locker room

Pingpong Proficient

UB Table Tennis Club member William Sueyasu ready to serve.

“It’s mainly physics and practice,” says UB Table Tennis Club Vice President William Sueyasu (left).

By David J. Hill

There’s more to table tennis than most people think. 

The sport is a study in concentration, speed, strategy and physics. “People think you just go back and forth like this,” says UB Table Tennis Club president Daiki Kamakura, mimicking the leisurely movements of your typical American basement pingpong game. “To play well, you have to move a lot. You get very tired.” Kamakura, a Spanish major, began playing in junior high in Japan.

“You’ve got to concentrate the whole time. It’s like an exam,” adds Willian Sueyasu, the club’s vice president, who played two years on the Brazilian national team and at one point was ranked third in the country. “We are very precise and can place the ball anywhere on the table because we practice a lot.
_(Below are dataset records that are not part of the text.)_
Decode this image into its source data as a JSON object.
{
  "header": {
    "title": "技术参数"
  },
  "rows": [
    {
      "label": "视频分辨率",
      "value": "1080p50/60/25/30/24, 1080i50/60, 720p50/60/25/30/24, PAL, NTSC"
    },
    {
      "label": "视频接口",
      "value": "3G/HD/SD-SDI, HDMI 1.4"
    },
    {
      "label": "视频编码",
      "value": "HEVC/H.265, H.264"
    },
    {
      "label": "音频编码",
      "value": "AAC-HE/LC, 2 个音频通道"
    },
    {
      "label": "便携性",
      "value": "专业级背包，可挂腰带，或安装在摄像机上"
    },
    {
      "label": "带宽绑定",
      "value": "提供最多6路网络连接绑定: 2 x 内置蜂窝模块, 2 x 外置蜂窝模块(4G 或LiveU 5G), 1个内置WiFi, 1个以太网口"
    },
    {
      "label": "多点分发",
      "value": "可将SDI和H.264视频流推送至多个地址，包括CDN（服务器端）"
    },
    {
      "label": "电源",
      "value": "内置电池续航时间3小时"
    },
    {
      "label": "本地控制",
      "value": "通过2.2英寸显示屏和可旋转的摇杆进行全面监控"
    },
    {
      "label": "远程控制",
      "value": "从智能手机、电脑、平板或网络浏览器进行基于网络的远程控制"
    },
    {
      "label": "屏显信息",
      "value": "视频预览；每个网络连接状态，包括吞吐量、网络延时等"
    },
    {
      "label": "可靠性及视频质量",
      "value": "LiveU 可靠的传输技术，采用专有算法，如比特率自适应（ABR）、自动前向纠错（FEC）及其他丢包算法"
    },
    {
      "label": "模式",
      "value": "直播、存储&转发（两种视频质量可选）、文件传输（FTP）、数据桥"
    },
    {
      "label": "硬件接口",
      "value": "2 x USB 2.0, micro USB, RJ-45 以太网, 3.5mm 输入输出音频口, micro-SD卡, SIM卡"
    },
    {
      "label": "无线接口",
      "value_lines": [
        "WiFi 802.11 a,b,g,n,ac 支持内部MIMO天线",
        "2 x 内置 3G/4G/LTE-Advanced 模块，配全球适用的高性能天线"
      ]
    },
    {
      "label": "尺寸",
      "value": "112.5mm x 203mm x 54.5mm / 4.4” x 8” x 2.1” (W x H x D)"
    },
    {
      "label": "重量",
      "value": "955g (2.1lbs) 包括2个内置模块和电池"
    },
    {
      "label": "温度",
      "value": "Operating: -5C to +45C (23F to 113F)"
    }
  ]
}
It’s mainly physics and practice.”

The third leg of UB’s powerful pingpong trio is club treasurer Jian Clemente, who has been playing since high school in his native Philippines.

The three seniors make for a unique international dynamic on the club’s e-board. They have also taken UB table tennis to a new level. When Sueyasu joined in 2013, the club had only two tables and played in a narrow hallway in Alumni Arena. Now, they have seven tables and practice in the triple gym.

As many as 20 people show up for the club’s weekly recreational session. The other two weekly meets are reserved for practice to prepare the better players for National Collegiate Table Tennis Association (NCTTA) tournaments throughout the academic year. In 2014, the club won its division, finished second in regionals and placed in the top 12 at NCTTA nationals. But, says Kamakura, “Our biggest focus is just making sure that everyone has fun.” 

Pong Pointers

ping pong ball.
  • •  Collegiate matches consist of a best-of-five-games format.
  • •  Each game is played to 11; players have to win by two points.
  • •  The sport’s international governing body in 2014 approved the use of a new plastic ball. The old celluloid balls were flammable and couldn’t be transported on planes.